made a stop in Palmyra Wednesday afternoon as part of her "Fighting for Our Farmers" campaign.
She spoke to a crowd of area farmers at Lowell Schachtsiek's farm about the importance of extending the proposed
McCaskill says the bill passed the senate in a bipartisan basis, cutting the deficit by 23 billion dollars while also cutting food stamps.
She says the state of Missouri is in a crisis, whether or not some of its residents and lawmakers realize it.
"Sometimes, we hear lectures about how some business people need predictability and certainty. Well, no one needs that more than farmers. They need to plan next year. They have high input costs. They need to know what programs are going to be in place next year.That's why extending the Farm Bill 30 days...we've got to get this two-year Farm Bill done. And we need to make sure the crop insurance is robust and fair, that the shallow loss program survives. Those are both in the farm bill. In addition, it renews the livestock disaster assistance, which is expired," McCaskill said.

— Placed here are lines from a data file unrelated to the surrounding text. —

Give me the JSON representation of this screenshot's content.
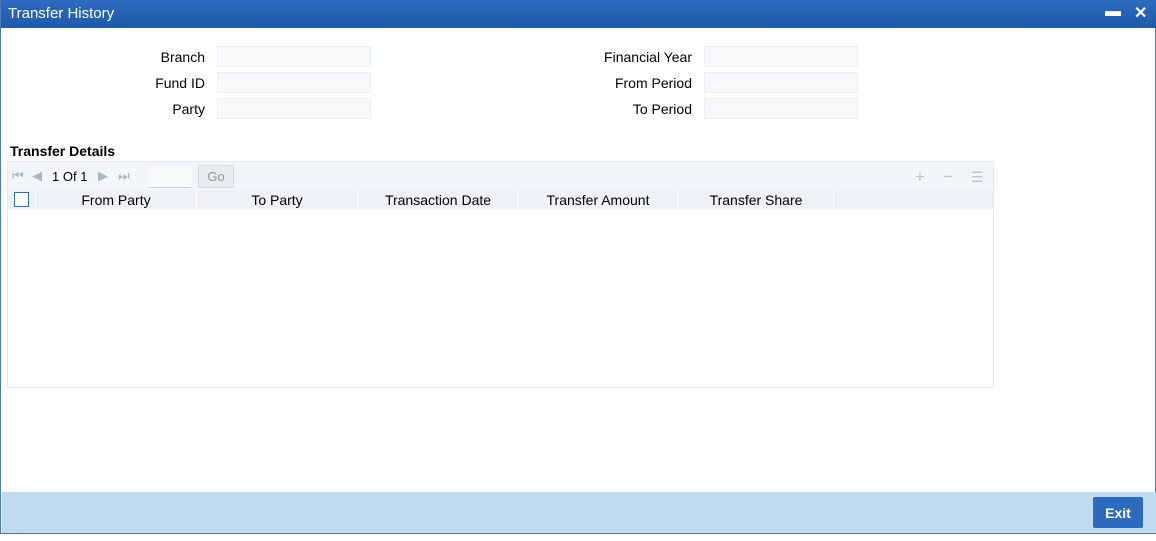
{
  "window": {
    "title": "Transfer History",
    "minimize_icon": "minimize-icon",
    "close_icon": "close-icon"
  },
  "form": {
    "branch_label": "Branch",
    "fund_id_label": "Fund ID",
    "party_label": "Party",
    "financial_year_label": "Financial Year",
    "from_period_label": "From Period",
    "to_period_label": "To Period",
    "branch_value": "",
    "fund_id_value": "",
    "party_value": "",
    "financial_year_value": "",
    "from_period_value": "",
    "to_period_value": ""
  },
  "transfer_details": {
    "title": "Transfer Details",
    "pager": {
      "current": "1",
      "of_label": "Of",
      "total": "1",
      "go_label": "Go",
      "page_input": ""
    },
    "columns": [
      "From Party",
      "To Party",
      "Transaction Date",
      "Transfer Amount",
      "Transfer Share"
    ],
    "rows": []
  },
  "footer": {
    "exit_label": "Exit"
  }
}
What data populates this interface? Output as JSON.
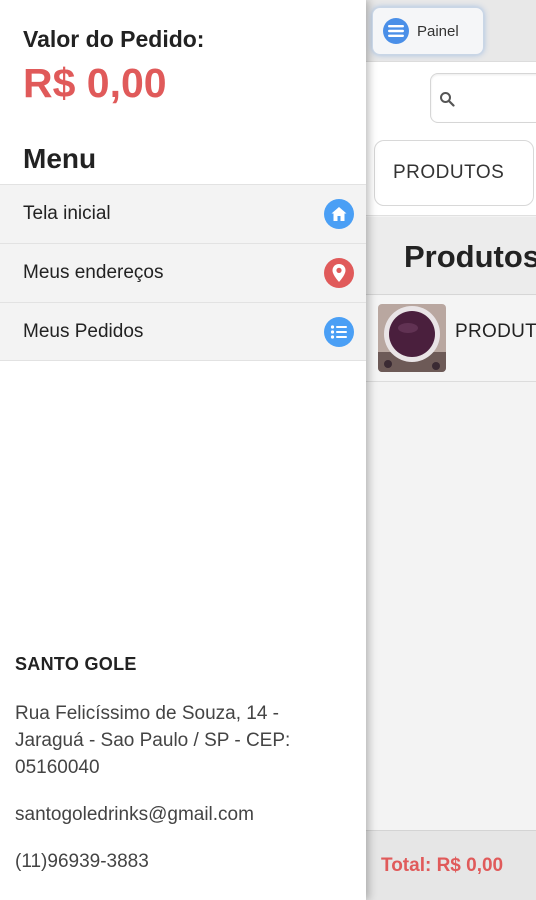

Many of the farmers at Wednesday's stop agreed the Farm Bill is their safety net.
"Farmers are going to have to make decisions for next year right now, going into the fall and not having a Farm Bill adds uncertainty. It makes your banker nervous because he doesn't know what kind of safety net there's going to be going into next year's crop. And when bankers get nervous, they don't want to make loans. And most farms rely on those bank loans to put in a crop and get it out to the end. It's going to make a lot of livestock feeders nervous because they're not going to know what the potential planted acres are for next year without a farm bill," Richard Oswald, president of the Missouri Farmer's Union said.
McCaskill says her opponent,
, has remained on the sidelines on this issue, saying he would vote no on the Farm Bill. According to the Associated Press, Akin defended his opposition to past farm bills last week because of their expansive spending on food stamp programs.